**TASK INPUT:**
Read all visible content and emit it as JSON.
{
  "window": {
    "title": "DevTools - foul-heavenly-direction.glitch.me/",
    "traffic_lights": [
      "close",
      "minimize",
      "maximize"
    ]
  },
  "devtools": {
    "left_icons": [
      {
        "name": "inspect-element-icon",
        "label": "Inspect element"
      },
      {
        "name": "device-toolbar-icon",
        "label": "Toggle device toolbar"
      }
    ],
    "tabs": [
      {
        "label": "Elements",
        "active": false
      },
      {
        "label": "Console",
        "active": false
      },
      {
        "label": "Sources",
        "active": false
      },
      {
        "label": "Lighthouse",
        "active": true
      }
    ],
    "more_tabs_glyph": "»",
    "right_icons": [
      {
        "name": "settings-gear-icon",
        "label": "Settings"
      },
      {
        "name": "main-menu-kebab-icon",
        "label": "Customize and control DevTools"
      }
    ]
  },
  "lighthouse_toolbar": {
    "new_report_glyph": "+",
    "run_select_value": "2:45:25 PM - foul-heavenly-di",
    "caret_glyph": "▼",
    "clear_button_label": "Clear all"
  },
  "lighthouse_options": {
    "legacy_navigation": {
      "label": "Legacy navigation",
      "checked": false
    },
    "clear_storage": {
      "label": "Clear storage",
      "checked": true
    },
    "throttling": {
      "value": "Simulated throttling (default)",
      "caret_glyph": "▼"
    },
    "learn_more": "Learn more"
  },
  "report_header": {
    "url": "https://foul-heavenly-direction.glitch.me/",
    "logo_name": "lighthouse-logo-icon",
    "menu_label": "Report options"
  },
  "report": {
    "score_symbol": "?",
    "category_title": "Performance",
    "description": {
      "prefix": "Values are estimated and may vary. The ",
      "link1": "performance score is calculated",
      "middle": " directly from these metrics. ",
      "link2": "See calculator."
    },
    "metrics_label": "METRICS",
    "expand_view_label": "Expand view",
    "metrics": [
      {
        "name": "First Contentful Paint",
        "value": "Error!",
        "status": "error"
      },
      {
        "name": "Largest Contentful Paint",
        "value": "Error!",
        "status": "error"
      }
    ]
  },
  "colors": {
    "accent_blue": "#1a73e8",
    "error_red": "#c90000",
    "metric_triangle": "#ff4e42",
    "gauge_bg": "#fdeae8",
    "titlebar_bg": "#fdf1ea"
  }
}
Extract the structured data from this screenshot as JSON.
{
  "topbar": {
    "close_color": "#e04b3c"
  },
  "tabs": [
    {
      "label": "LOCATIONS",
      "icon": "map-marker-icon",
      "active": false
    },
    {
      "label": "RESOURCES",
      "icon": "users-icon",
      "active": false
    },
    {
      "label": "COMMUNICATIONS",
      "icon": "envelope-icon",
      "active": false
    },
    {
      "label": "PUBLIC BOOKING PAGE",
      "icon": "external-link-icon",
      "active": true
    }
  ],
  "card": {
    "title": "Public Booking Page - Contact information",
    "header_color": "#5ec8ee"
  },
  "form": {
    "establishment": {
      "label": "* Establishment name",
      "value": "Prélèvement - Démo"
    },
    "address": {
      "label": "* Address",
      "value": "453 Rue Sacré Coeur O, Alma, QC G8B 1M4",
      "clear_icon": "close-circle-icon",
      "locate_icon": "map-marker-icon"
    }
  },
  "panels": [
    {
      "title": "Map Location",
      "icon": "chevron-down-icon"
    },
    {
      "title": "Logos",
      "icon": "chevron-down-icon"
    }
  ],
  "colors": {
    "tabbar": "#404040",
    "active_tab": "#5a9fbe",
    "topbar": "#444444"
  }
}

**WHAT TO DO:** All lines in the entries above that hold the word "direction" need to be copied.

**TASK RESULT:**
    "title": "DevTools - foul-heavenly-direction.glitch.me/",
    "url": "https://foul-heavenly-direction.glitch.me/",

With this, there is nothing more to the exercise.